Beata Drzazga, a woman from the list of 100 women of 2022 by Forbes magazine, talks about whether you need to be a Visionary for our projects to be successful, or whether it is enough to just have experience. A visionary entrepreneur, founder of many companies and a speaker at business conferences in Poland and around the world.
Should an entrepreneur also be a visionary or is it better if he is only a strategist?
First of all, he should be a Visionary, because vision is connected with strategy. The strategy must be linked to the vision. We must not confuse this vision with visionary. The vision of an entrepreneur is that you see something you are planning, then you choose the right strategy and include the team that implements it. Visionary, on the other hand, is something that is new, it is the introduction of something that does not exist yet, which is different from anything that has been created so far. When I started the creation of BetaMed SA, I thought to myself why nobody introduces new possibilities of caring for patients, e.g. in their homes. I began to have visions of what such a service for patients would look like and what value it would be for the health market in Poland. Just as in various services staff are trained on how to take care of customers, so in health care the same should apply to patient care.
A visionary is successful when he is guided by imagination or experience?
Above all, imagination. Even if someone is young and lacks experience, they should first have an idea, a vision. Everyone will gain experience by working and creating something. But we must already have imagination and an idea when we start our own business. Of course, it is also the case that if you are an experienced entrepreneur, you go your own way, then suddenly something enlightens you and you have an idea for a new business. But I am of the opinion that in order to call ourselves a visionary, we must be born with it and introduce ideas into the world that have not yet existed.
Why do they say Mrs. Visionary?
All my life I want to change something, improve it, I have visions of how something could be more useful, useful, pleasant or more functional, something that no one has invented yet. I love setting new trends, being the doyen of these trends. And I dream that my effort will not go to waste, that my ideas will be useful to others. I was very pleased when it was confirmed by St. pm. Mr. Janusz Bryzek, a Polish scientist and entrepreneur, an engineer from Silicon Valley, said to me – Beata, what you have created and what you are still creating is no wonder because you are simply a Visionary.
Are we born a visionary or do we become by observing the world?
I guess anyway. After myself, I can say that I was born a Visionary, I was born with a passion for caring for the elderly, suffering people and as a girl I imagined how to help them, how to make their lives better. Later, when I started working in the health service, I started gaining experience, I began to imagine how this care could be improved in nursing facilities. I knew everyone would benefit from it. But I think that someone with the observation of the world can become a Visionary if he already had these features.
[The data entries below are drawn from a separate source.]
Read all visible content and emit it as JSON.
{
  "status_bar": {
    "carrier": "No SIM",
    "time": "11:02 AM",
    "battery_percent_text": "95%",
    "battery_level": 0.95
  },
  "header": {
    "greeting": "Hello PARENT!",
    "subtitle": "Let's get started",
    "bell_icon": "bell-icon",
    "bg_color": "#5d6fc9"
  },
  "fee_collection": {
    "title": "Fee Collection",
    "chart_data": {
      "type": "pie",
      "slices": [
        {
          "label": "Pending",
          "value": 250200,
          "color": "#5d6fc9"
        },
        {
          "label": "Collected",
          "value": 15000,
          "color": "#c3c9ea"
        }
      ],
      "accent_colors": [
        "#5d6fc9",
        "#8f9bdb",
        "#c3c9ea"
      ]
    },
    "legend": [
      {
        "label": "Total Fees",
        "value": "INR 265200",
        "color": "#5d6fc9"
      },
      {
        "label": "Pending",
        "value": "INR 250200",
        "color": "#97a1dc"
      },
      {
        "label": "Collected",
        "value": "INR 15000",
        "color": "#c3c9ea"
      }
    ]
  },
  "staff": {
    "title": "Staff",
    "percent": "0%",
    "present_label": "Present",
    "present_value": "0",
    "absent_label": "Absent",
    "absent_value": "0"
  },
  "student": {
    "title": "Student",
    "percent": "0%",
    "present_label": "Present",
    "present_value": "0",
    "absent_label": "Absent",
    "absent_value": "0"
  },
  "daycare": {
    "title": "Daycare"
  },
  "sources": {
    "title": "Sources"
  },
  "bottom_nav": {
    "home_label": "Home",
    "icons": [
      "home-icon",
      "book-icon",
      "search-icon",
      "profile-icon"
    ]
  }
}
Where to look for inspiration to have visions?
You have to look at other people, what path they went through to create something. But most of all, look at the market, what it needs and what the world doesn’t have yet. Then try to visualize and create it yourself. But most of all, you need to have the will to create something, to have an incredible conviction that it makes sense. Every time I start creating something, I get such wings that I tell my children “I feel as if I had the world in my hands”. My family loves this joy, the twinkle in my eye.
Why do so many visionaries fail and never recover?
Because they quickly lose faith in themselves. They have too much “inner parent” and not enough “child”. The child is trusting and is not easily discouraged from his dreams. The “parent” is someone who constantly criticizes us, warns us, threatens us with the consequences of failure. These features inhibit our development, add disbelief to us, fuel the awareness of risk. And someone who has a lot of “inner child”, but above all a lot of “adult” is more often positive and braver in action.